Exercise Capacity and Right Atrial Impairment in HF With Preserved Ejection Fraction

Black nurse putting electrones on a senior patient who is ready for a stress test on a treadmill and explaining the procedure
Researchers conducted a study to collect new data on right atrial and ventricular function and exercise capacity in patients with HFpEF.

Among patients with heart failure with preserved ejection fraction (HFpEF), the gravity of the restrictions in booster pump function and right atrial reservoir during exercise are associated with reduced capability for exercise, meager cardiac output, and right ventricular (RV) systolic reserve. These findings were published in the Journal of the American Society of Echocardiography.

While multiple restrictions exist for patients with HFpEF during exercise, there remains a paucity of data for right atrial (RA) reserve capacity in these patients. Researchers sought to determine the association and diagnostic value of RA impairments with exercise capacity and right ventricular function in patients with HFpEF.

To accomplish this, they conducted a retrospective study of 197 patients (89 patients with HFpEF, and a control cohort of 108 patients without HF) who participated in echocardiography during bicycle exercise. Sizes of left ventricular (LV) and RV were similar between cohorts, and, sex, body mass index (BMI), and comorbidities were also comparable between cohorts. Patients in the test cohort were older and more likely to have heart disease, hypertension, and diabetes.

Measurements at rest and during exercise were taken for RA reservoir, conduit, and booster pump strain. RA conduit and booster pump strain were comparable in the 2 cohorts at rest, however, for the test cohort, RA reservoir strain was lower than for the control cohort (27.0±17.1 vs 38.6±17.1 %; P <.0001). Researchers noted, “despite the similar RV and RA size, patients with HFpEF had lower RA reservoir strain at rest than control subjects while RA booster pump strain was similar between groups.”

RA reservoir and booster pump function showed significant limitations for the test cohort compared to controls during peak exercise, and were correlated with RV systolic function. After adjusting for confounding factors like BMI, age, and coronary artery disease, the differences were still significant. There was also a weak association between lower RA booster pump strain during exercise and lower cardiac output (r=0.34; P <.0001) and reduced peak VO2 (r=0.47; P <.0001).

Study limitations included that there were some HFpEF patients that may have been inadvertently excluded and some control patients may have had atrial fibrillation. The RA strain was also unmeasurable in 13% of patients. The researchers used apical 4-chamber views instead of apical 2-chamber views and used speckle tracking echocardiography instead of real-time cardiac magnetic resonance imaging.
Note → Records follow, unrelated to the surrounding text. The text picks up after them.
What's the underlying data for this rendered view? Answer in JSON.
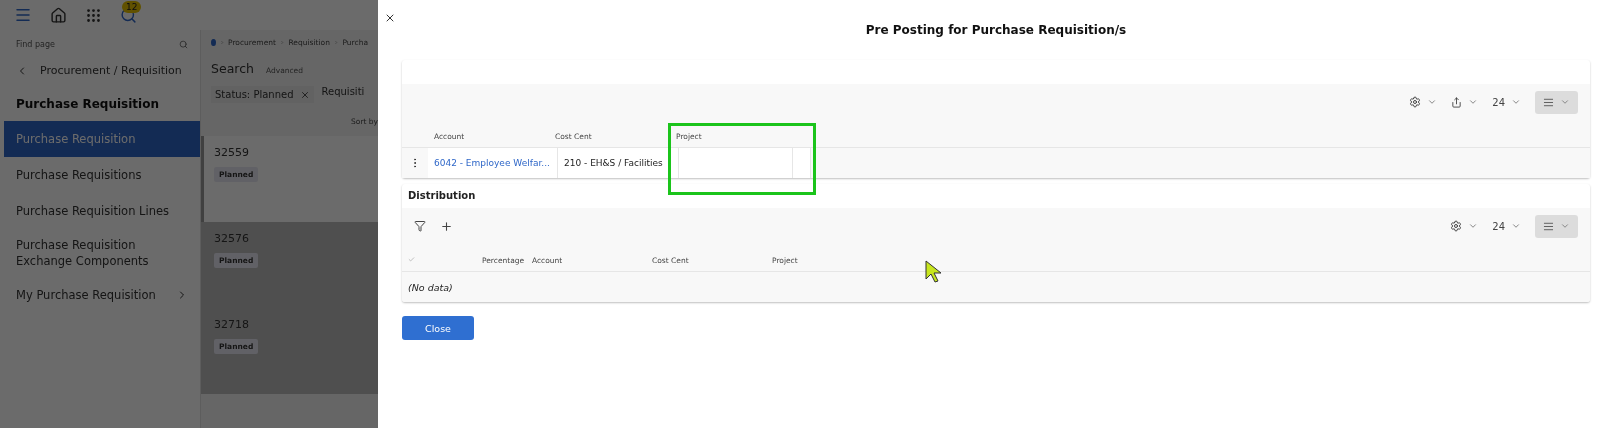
{
  "app": {
    "topbar": {
      "notification_count": "12"
    },
    "sidebar": {
      "search_placeholder": "Find page",
      "back_label": "Procurement / Requisition",
      "heading": "Purchase Requisition",
      "items": [
        {
          "label": "Purchase Requisition",
          "selected": true,
          "has_children": false
        },
        {
          "label": "Purchase Requisitions",
          "selected": false,
          "has_children": false
        },
        {
          "label": "Purchase Requisition Lines",
          "selected": false,
          "has_children": false
        },
        {
          "label": "Purchase Requisition Exchange Components",
          "selected": false,
          "has_children": false
        },
        {
          "label": "My Purchase Requisition",
          "selected": false,
          "has_children": true
        }
      ]
    },
    "main": {
      "breadcrumb": [
        "Procurement",
        "Requisition",
        "Purcha"
      ],
      "search_title": "Search",
      "advanced_link": "Advanced",
      "filter": "Status: Planned",
      "filter_2": "Requisiti",
      "sort_label": "Sort by",
      "cards": [
        {
          "number": "32559",
          "status": "Planned",
          "selected": true
        },
        {
          "number": "32576",
          "status": "Planned",
          "selected": false
        },
        {
          "number": "32718",
          "status": "Planned",
          "selected": false
        }
      ]
    }
  },
  "dialog": {
    "title": "Pre Posting for Purchase Requisition/s",
    "postings": {
      "page_size": "24",
      "columns": [
        "Account",
        "Cost Cent",
        "Project"
      ],
      "rows": [
        {
          "account": "6042 - Employee Welfar...",
          "cost_center": "210 - EH&S / Facilities"
        }
      ]
    },
    "distribution": {
      "title": "Distribution",
      "page_size": "24",
      "columns": [
        "Percentage",
        "Account",
        "Cost Cent",
        "Project"
      ],
      "empty_text": "(No data)"
    },
    "close_button": "Close"
  }
}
There were also some patients with tricuspid valve disease or non-Group II pulmonary atrial hypertension with impaired RA strain at rest and during exercise.

Researchers concluded, “Compared to control subjects, patients with HFpEF have limitations to augment RA reservoir and booster pump function during exercise, and these abnormalities are associated with lower cardiac output, more severe RV dysfunction, and poorer aerobic capacity.”


Kagami K, Harada T, Yoshida K, et al. Impaired right atrial reserve function in heart failure with preserved ejection fraction. J Am Soc Echocardiogr. Published online March 10, 2022. doi:10.1016/j.echo.2022.03.006